Romford Recorder: Cllr Ray MorgonCllr Ray Morgon (Image: Havering Council)

Addressing residents at a meeting last month, a planning agent for the landowner accused the council of “blocking” his client’s offer to spend millions clearing the land.

In a letter to the Recorder, Cllr Morgon disputed this and said the owner can do what they want within the law.

Cllr Morgon said the local authority takes the matter seriously, but can only do so much.

He said the ultimate responsibility lies with the landowner and the Environment Agency (EA), the government body tasked with addressing UK climate issues.

“Ultimately it is down to the landlord to make sure there’s nothing on the land causing harm to local people,” he said.

“Equally the EA should be the agency protecting our environment, but I can’t see anything in the last year that it has done to make the area safer.”

However, an EA spokesperson disagreed and said Havering Council is the lead authority on Launders Lane and monitoring air quality there.

They added that it had prosecuted three men in 2019 for fly-tipping in Launders Lane and four other locations and had issued a warning letter to a landowner nearby for the treatment of waste.

Ruth said it was the council's duty to clarify how long the site has been monitored for and what action will be taken.
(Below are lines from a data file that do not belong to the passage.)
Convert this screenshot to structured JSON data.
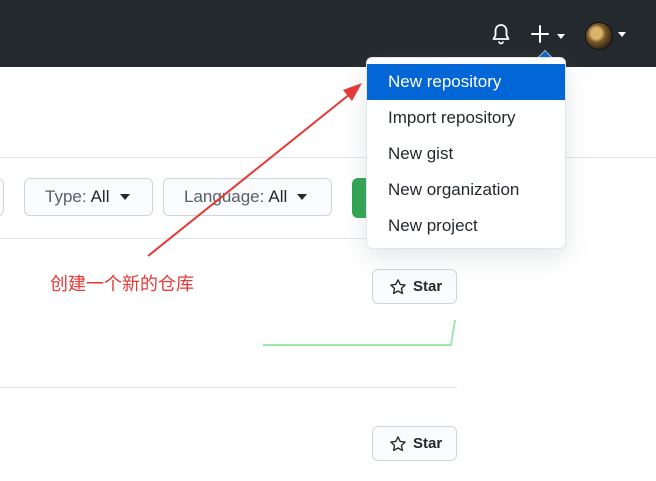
{
  "header": {
    "icons": [
      "bell-icon",
      "plus-icon",
      "avatar"
    ]
  },
  "filters": {
    "type_label": "Type:",
    "type_value": "All",
    "language_label": "Language:",
    "language_value": "All"
  },
  "dropdown": {
    "items": [
      {
        "label": "New repository",
        "active": true
      },
      {
        "label": "Import repository",
        "active": false
      },
      {
        "label": "New gist",
        "active": false
      },
      {
        "label": "New organization",
        "active": false
      },
      {
        "label": "New project",
        "active": false
      }
    ]
  },
  "repos": [
    {
      "star_label": "Star"
    },
    {
      "star_label": "Star"
    }
  ],
  "annotation": {
    "text": "创建一个新的仓库",
    "color": "#e53935"
  },
  "colors": {
    "header_bg": "#24292e",
    "accent": "#0366d6",
    "green": "#2ea44f"
  }
}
“The council represents residents, and it has a duty of care to protect their health,” she added.